The military doesn’t take people. They select people to meet the high standards required to serve in uniform. As a group chronically homeless people have a 30% mental health and 50% have substance abuse issues.
Given, there are qualified people that are homeless. Most see their condition as temporary and are highly motivated to get into housing and secure a job.
My name is Duncan Adelaide.
I am 22 years old.
In high school, I was the class nerd. I had a 4.0, very rarely missed school, and was generally regarded as likely to get somewhere in life. I was in the high school band, drama club, FCCLA, Future Problem Solvers, and in my Junior year served as class representative on the Student Council.
I came from a relatively poor, dysfunctionally strict and very religious family. My grandfather was head of the local church. He, and my immediate family, are of a sect of Christianity that demands absolute adherence to its doctrine and the shunning of anyone who does not comply.
I am gay.
After this was found out, I spent over a year being kept inside, told and reminded every day that I was “evil” and “not my son anymore” and “unable to be trusted to have any moral compass whatsoever.”
I dropped out of the online school I had been put into for that year, to get a job.
I did, and on my 18th birthday was wordlessly sent away, after having spent the previous evening saying my final goodbyes to my brother and sister, who I would no longer be able to have contact with. I have not heard from them since.
I stayed in the same town for a while, in a perpetual state of shock and grief that was only marginally improved when I moved to another state.
But I still had no will to live, and very swiftly this led to having no means to live, either.
Soon, winter arrived, and one frigid night with temperatures well below zero, I faced a choice: freeze to death, alone and unremembered, or take methamphetamines and stave off the hypothermia.
Meth is one of the most addicting drugs there are.
After six months of drug use, I hitchhiked to another city and checked into a mental hospital.
I spent a year on anti-psychotics, recuperating as best I could while staying at a Gospel Mission of all places. But after a year of people once again trying to indoctrinate the soul out of me, I ironically managed to find it, along with my will to live.
I am attending college for a Psychology degree now.
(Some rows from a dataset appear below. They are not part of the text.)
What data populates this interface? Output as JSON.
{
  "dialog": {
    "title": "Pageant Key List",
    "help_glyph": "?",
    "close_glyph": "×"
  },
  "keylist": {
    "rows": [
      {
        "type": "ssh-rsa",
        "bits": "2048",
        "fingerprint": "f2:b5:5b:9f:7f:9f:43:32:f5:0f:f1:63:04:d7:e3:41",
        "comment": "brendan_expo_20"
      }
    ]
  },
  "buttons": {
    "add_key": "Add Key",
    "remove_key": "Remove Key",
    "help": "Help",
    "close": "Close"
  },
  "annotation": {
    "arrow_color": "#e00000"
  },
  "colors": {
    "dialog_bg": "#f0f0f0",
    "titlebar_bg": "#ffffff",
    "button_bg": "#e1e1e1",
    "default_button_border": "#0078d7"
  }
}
I have a 3.8 GPA at the moment.
I’ve also started a part-time job, as a cashier at a supermarket.
I’m still staying at a shelter for homeless youth; that hasn’t changed yet. I have no credit history, no rental history, and I don’t make 2x the rent or have a cosigner, so getting into an apartment in this city is virtually impossible, and being a student makes me ineligible for most federally funded forms of housing assistance.
There are some promising leads with a local county program though, at long last, so I won’t be homeless much longer.
But I would like to conclude by saying that the next time you see a homeless person on the streets and feel anger or disgust or whatever negative emotion causes your lack of sympathy, I want you to remember me, and imagine that person as they would have been as a teenager, studying in school, hanging out with friends, all the things you did as a teen. And then, I want you to think of that person’s future as well: what would they look like, cleaned up and studying in college or working at the same job you work at?
And remember, with respect and some assistance, that teenager could become that college student and/or coworker.
With respect and some assistance, that homeless person could become that coworker. The first step is to stop assuming it is their fault. It really isn’t. Even the 20% or so of homeless people who do end up homeless because of poor life choices usually made those choices under duress.
And again, with respect and some assistance, their lives could be turned around. Whether or not you are in any way interested in helping with the assistance end of that, you can (and should) still show respect.
Treat people equally regardless of their housing status.
U.S. Military Recruiters & The Homeless what is your opinion?